- **Instructions to follow**: Print out every entry, keeping each line identical to the original.

- **Data to process**:
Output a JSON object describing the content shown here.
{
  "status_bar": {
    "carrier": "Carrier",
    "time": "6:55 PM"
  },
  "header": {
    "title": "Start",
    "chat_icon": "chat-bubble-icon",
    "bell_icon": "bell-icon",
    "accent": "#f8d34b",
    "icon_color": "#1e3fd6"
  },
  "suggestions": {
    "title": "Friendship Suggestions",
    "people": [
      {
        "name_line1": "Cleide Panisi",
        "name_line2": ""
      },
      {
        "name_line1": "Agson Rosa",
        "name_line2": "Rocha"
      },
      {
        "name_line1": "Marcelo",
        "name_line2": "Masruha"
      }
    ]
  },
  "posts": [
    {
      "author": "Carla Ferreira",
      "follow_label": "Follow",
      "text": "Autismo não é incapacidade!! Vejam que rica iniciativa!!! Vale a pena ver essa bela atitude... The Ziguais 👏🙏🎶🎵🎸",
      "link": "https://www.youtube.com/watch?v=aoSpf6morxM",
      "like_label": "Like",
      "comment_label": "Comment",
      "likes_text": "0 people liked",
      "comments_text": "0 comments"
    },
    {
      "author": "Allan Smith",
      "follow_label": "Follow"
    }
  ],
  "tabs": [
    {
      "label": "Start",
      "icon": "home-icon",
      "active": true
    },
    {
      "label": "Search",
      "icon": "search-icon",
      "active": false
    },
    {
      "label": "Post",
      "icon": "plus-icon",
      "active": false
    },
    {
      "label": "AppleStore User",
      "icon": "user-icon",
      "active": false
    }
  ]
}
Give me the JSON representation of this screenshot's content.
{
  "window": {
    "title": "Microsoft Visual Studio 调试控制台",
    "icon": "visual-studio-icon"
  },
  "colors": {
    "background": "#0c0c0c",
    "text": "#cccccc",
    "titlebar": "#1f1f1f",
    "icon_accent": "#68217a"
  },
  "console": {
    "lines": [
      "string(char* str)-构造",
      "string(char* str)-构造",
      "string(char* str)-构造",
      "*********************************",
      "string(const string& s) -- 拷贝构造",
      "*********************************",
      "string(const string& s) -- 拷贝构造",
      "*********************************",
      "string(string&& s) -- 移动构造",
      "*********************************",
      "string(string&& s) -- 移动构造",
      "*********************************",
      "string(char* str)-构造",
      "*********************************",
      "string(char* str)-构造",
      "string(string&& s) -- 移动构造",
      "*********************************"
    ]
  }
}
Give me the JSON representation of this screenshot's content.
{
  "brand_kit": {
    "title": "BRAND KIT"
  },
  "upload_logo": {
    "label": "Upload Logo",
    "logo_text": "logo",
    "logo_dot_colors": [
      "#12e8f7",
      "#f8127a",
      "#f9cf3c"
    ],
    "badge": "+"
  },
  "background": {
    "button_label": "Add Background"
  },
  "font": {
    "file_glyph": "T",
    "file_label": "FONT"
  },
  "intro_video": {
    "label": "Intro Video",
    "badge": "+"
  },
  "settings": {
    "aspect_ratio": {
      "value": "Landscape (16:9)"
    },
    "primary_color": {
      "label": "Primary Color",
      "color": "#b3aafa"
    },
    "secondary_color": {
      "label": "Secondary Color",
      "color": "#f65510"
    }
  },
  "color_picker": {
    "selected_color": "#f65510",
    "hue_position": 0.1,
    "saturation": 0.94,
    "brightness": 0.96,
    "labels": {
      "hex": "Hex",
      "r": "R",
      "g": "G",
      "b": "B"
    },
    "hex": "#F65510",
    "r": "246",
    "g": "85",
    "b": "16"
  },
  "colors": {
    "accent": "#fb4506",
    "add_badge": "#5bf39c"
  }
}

- **Response**:
Output a JSON object describing the content shown here.
{
  "status_bar": {
    "carrier": "Carrier",
    "time": "6:55 PM"
  },
  "header": {
    "title": "Start",
    "chat_icon": "chat-bubble-icon",
    "bell_icon": "bell-icon",
    "accent": "#f8d34b",
    "icon_color": "#1e3fd6"
  },
  "suggestions": {
    "title": "Friendship Suggestions",
    "people": [
      {
        "name_line1": "Cleide Panisi",
        "name_line2": ""
      },
      {
        "name_line1": "Agson Rosa",
        "name_line2": "Rocha"
      },
      {
        "name_line1": "Marcelo",
        "name_line2": "Masruha"
      }
    ]
  },
  "posts": [
    {
      "author": "Carla Ferreira",
      "follow_label": "Follow",
      "text": "Autismo não é incapacidade!! Vejam que rica iniciativa!!! Vale a pena ver essa bela atitude... The Ziguais 👏🙏🎶🎵🎸",
      "link": "https://www.youtube.com/watch?v=aoSpf6morxM",
      "like_label": "Like",
      "comment_label": "Comment",
      "likes_text": "0 people liked",
      "comments_text": "0 comments"
    },
    {
      "author": "Allan Smith",
      "follow_label": "Follow"
    }
  ],
  "tabs": [
    {
      "label": "Start",
      "icon": "home-icon",
      "active": true
    },
    {
      "label": "Search",
      "icon": "search-icon",
      "active": false
    },
    {
      "label": "Post",
      "icon": "plus-icon",
      "active": false
    },
    {
      "label": "AppleStore User",
      "icon": "user-icon",
      "active": false
    }
  ]
}
Give me the JSON representation of this screenshot's content.
{
  "window": {
    "title": "Microsoft Visual Studio 调试控制台",
    "icon": "visual-studio-icon"
  },
  "colors": {
    "background": "#0c0c0c",
    "text": "#cccccc",
    "titlebar": "#1f1f1f",
    "icon_accent": "#68217a"
  },
  "console": {
    "lines": [
      "string(char* str)-构造",
      "string(char* str)-构造",
      "string(char* str)-构造",
      "*********************************",
      "string(const string& s) -- 拷贝构造",
      "*********************************",
      "string(const string& s) -- 拷贝构造",
      "*********************************",
      "string(string&& s) -- 移动构造",
      "*********************************",
      "string(string&& s) -- 移动构造",
      "*********************************",
      "string(char* str)-构造",
      "*********************************",
      "string(char* str)-构造",
      "string(string&& s) -- 移动构造",
      "*********************************"
    ]
  }
}
Give me the JSON representation of this screenshot's content.
{
  "brand_kit": {
    "title": "BRAND KIT"
  },
  "upload_logo": {
    "label": "Upload Logo",
    "logo_text": "logo",
    "logo_dot_colors": [
      "#12e8f7",
      "#f8127a",
      "#f9cf3c"
    ],
    "badge": "+"
  },
  "background": {
    "button_label": "Add Background"
  },
  "font": {
    "file_glyph": "T",
    "file_label": "FONT"
  },
  "intro_video": {
    "label": "Intro Video",
    "badge": "+"
  },
  "settings": {
    "aspect_ratio": {
      "value": "Landscape (16:9)"
    },
    "primary_color": {
      "label": "Primary Color",
      "color": "#b3aafa"
    },
    "secondary_color": {
      "label": "Secondary Color",
      "color": "#f65510"
    }
  },
  "color_picker": {
    "selected_color": "#f65510",
    "hue_position": 0.1,
    "saturation": 0.94,
    "brightness": 0.96,
    "labels": {
      "hex": "Hex",
      "r": "R",
      "g": "G",
      "b": "B"
    },
    "hex": "#F65510",
    "r": "246",
    "g": "85",
    "b": "16"
  },
  "colors": {
    "accent": "#fb4506",
    "add_badge": "#5bf39c"
  }
}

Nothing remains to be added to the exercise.